In previous years, cargo operations had run concurrently with cruise. However, the decision was taken to halt cargo operations during cruise hours for safety and tourism reasons and the cargo port now operates at night and weekends when there are no cruise ships.
Mr. Baraud said that in the long term it may be necessary to move the cargo operations from the current location, particularly if population growth goes as forecast. “Relocation may become important because adverse weather can mean we cannot receive cargo, which affects commerce and our way of life. By relocating cargo to a protected location, it would ensure incidents [where a ship was unable to dock due to heavy seas] were reduced. “And with cruise berthing meaning ships may stay longer in port, revitalising downtown in the evenings, there may be an overlap with cargo, which of course nobody wants,” he said.
In the interim, it may be possible to greenscape or fence off the current cargo port, which runs in conjunction with the unloading and distribution facility in Industrial Park.
Premier Bush also indicated that there was interest from a Chinese developer in becoming involved with a project that would create a cruise ship jetty in West Bay, adjacent to the Cayman Turtle Farm. This would be part of an upgrade of the farm itself although at present the project is at the stage of a ministry Memorandum of Understanding, which would then need to still go through Cabinet. The premier also announced that there were discussions under way regarding a possible development of a cruise pier and associated facilities at Cayman Brac. Talks are ongoing.
Go East, young man
While the George Town port is intended as a public-private sector partnership driven by government, another developer has been active in promoting an idea for an East End Seaport.
Joseph Imparato owns the 1,500-acre site at High Rock and has presented discussions for the facility, which he says will provide the Cayman Islands with a multi-purpose, world class seaport. When fully built it could include a hotel and restaurant; mega yacht marina with state of the art amenities; cruise ship home porting and terminal; container cargo port; port management facilities; and a hydrocarbon storage facility.
The rationale, according to developers, is that the existing location of cargo and bulk oil facilities inhibits development and at times conflicts with existing land use. The planned infrastructure at the new location would allow for a 25 to 30 year timeline of unconstrained growth from existing activities and creation of new economic activities.
The High Rock location is uninhabited and away from any current infrastructure, there is no barrier reef and the government owns adjoining land that could be built on as a port authority facility. The facility would be privately funded in phase one – the excavation – through sale of the fill generated, and phase two – infrastructure – would be private-public partnerships.

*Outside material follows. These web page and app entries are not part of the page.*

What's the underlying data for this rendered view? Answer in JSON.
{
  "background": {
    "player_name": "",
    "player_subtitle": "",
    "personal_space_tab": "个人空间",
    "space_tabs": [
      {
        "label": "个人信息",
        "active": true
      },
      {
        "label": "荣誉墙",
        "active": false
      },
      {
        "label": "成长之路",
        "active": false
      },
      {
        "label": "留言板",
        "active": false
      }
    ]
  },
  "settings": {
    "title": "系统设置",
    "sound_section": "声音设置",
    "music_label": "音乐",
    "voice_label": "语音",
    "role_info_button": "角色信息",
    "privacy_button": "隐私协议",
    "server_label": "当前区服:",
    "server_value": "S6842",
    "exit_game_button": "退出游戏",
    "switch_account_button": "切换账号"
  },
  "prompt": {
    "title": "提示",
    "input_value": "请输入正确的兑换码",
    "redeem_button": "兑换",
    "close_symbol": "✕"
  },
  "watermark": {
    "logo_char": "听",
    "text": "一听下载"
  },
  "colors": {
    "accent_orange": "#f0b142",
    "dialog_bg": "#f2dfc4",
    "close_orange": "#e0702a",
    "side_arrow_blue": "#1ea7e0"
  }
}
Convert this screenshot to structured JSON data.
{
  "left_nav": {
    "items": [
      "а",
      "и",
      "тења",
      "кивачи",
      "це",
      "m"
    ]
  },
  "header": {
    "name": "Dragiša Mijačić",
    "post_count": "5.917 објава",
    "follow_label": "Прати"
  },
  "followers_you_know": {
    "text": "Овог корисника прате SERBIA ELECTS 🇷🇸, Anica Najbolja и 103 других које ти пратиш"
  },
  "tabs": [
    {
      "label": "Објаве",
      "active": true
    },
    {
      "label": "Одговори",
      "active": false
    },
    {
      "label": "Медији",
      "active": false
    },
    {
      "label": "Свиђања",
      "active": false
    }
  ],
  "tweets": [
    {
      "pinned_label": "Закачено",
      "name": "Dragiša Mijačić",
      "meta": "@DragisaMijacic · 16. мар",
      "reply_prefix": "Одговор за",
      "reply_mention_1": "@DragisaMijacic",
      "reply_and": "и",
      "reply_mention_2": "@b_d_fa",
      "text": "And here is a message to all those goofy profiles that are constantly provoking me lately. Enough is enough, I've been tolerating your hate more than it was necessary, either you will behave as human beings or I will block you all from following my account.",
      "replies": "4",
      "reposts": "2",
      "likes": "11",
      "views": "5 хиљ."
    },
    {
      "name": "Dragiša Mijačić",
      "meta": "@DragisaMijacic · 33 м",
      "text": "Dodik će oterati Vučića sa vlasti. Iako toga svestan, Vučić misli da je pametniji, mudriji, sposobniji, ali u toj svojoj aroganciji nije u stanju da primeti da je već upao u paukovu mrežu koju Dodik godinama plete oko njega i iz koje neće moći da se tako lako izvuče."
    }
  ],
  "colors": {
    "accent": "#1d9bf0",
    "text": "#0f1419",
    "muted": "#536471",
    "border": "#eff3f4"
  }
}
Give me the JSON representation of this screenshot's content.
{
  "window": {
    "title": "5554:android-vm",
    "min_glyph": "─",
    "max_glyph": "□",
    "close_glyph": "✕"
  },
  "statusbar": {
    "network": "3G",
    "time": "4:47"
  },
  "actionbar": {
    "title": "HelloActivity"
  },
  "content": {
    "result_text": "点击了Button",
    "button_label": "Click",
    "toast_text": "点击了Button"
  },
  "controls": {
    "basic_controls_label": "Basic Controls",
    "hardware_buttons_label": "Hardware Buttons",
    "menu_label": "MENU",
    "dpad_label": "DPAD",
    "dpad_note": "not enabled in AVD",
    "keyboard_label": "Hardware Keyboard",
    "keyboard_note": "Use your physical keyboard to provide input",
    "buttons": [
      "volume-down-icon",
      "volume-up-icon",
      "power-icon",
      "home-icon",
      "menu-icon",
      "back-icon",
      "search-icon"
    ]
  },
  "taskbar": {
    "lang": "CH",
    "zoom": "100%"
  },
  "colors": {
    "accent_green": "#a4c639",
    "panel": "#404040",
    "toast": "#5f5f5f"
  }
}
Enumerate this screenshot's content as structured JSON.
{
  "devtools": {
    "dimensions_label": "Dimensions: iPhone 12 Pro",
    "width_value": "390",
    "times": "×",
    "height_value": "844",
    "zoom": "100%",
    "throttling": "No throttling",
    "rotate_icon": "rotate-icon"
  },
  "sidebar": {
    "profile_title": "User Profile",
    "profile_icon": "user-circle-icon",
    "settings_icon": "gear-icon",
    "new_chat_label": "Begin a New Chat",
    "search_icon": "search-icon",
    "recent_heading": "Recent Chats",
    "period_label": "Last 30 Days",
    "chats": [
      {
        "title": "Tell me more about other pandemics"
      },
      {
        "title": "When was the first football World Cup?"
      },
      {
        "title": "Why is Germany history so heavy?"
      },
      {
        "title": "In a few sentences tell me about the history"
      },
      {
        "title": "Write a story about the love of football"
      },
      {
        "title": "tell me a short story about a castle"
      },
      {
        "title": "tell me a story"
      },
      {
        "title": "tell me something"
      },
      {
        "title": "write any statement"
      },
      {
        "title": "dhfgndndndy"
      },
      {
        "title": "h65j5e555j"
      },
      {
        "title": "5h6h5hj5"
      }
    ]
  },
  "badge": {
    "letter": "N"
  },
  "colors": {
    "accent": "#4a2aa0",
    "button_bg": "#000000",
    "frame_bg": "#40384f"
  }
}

However, public opinion on the port has been divided. Opponents of the project have indicated that it is merely a way for the developer to source valuable fill, that the current cargo port is now only being used at 30 per cent of its facility and growing at one per cent each year. MLA Ezzard Miller told a meeting that the cost of passenger air fare to get to a cruise ship reduced likelihood of home porting and that there would be issues with security, waste disposal and supplies. The pipeline required to transport fuel to George Town would be in danger of leakage and that there may be a threat of storm surge bringing water intrusion.
Mr. Imparato noted that an environmental impact assessment would include hydrologic modelling, coastal dynamics modelling, marine resources and upland resources surveys. It would be conducted by Hesperides Group in accordance with World Bank standards and concerns over water lens proximity and nearby dive sites would also be addressed.